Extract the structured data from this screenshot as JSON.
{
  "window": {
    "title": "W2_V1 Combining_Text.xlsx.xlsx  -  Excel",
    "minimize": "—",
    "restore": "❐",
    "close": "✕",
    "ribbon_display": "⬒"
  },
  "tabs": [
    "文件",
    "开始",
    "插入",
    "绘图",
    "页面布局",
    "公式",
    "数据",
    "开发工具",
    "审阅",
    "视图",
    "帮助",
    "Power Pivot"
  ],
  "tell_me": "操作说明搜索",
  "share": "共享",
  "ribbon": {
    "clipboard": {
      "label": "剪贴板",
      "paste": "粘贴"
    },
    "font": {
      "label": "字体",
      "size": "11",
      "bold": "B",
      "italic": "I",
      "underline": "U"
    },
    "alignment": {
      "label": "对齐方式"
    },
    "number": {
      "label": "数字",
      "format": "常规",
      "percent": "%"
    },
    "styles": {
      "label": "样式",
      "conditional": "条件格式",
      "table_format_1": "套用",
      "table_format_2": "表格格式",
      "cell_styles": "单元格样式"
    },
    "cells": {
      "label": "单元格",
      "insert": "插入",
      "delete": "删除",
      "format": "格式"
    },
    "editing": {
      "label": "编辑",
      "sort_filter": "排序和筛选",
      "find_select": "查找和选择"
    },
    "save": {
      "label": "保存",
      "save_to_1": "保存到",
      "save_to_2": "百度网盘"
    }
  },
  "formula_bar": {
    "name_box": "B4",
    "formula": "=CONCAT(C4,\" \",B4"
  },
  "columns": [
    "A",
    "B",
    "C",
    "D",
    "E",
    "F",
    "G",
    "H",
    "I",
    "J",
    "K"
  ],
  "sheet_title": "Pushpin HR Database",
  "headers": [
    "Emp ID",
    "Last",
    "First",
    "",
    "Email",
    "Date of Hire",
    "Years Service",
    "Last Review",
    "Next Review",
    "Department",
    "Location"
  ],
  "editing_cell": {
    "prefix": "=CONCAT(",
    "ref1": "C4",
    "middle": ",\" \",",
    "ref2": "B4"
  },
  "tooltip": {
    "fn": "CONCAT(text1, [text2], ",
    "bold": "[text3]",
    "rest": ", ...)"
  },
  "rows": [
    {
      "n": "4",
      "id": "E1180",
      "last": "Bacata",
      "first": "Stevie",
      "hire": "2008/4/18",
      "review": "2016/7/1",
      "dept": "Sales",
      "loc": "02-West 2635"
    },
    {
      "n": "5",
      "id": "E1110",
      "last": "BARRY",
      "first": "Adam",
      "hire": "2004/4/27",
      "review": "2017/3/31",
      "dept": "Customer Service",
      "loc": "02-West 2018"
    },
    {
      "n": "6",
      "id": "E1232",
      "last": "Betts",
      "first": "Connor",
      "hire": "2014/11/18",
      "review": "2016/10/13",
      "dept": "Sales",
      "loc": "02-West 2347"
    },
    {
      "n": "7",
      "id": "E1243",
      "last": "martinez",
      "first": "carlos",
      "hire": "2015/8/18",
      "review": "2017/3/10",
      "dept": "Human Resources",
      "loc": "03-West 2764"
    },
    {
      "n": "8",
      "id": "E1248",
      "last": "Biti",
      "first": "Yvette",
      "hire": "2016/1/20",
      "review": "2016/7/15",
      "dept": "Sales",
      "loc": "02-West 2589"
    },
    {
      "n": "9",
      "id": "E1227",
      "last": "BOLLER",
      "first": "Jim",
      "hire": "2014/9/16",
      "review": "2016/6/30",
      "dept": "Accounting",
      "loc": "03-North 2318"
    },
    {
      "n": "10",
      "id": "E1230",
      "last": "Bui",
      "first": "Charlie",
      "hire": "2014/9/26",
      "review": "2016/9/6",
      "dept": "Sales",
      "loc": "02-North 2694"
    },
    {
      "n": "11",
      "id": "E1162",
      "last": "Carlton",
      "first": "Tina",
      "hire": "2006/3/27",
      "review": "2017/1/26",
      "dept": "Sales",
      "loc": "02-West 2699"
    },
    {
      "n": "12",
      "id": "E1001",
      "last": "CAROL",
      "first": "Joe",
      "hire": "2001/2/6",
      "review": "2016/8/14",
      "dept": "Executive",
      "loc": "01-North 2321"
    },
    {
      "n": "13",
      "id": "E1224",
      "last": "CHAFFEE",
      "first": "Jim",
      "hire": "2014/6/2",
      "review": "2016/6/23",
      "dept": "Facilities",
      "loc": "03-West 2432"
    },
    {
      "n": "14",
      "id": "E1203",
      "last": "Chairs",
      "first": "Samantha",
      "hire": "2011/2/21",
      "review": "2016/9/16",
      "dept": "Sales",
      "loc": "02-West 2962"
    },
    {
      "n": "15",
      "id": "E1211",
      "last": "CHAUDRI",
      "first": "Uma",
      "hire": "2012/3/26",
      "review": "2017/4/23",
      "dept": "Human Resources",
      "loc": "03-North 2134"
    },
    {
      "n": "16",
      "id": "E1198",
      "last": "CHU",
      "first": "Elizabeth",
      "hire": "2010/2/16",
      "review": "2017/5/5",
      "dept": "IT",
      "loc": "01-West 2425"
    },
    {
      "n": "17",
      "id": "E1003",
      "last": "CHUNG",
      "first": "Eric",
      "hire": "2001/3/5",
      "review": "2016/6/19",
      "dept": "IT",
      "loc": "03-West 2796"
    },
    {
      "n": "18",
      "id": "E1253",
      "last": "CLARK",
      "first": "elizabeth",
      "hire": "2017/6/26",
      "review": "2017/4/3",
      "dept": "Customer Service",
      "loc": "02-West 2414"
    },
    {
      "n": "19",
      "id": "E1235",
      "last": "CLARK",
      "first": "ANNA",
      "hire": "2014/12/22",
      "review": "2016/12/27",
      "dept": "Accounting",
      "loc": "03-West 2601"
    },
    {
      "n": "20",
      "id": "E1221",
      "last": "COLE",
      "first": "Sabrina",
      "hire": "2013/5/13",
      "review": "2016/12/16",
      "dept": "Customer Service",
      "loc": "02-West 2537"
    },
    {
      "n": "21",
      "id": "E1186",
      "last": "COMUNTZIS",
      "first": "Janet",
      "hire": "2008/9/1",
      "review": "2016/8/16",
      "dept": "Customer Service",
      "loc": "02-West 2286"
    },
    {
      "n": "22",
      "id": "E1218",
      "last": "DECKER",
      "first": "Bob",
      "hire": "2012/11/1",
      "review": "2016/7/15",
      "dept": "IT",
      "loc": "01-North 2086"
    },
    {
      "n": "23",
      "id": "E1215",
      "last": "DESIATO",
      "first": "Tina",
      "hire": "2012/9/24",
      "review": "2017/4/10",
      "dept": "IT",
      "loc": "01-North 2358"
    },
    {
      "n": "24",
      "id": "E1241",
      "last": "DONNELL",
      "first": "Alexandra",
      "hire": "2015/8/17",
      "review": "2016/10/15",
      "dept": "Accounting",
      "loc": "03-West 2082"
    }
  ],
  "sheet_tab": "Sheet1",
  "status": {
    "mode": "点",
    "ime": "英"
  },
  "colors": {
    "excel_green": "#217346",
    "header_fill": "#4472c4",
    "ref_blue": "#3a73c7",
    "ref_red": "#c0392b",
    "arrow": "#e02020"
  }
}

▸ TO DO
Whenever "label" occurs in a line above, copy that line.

▸ RESPONSE FOR THIS EXERCISE
      "label": "剪贴板",
      "label": "字体",
      "label": "对齐方式"
      "label": "数字",
      "label": "样式",
      "label": "单元格",
      "label": "编辑",
      "label": "保存",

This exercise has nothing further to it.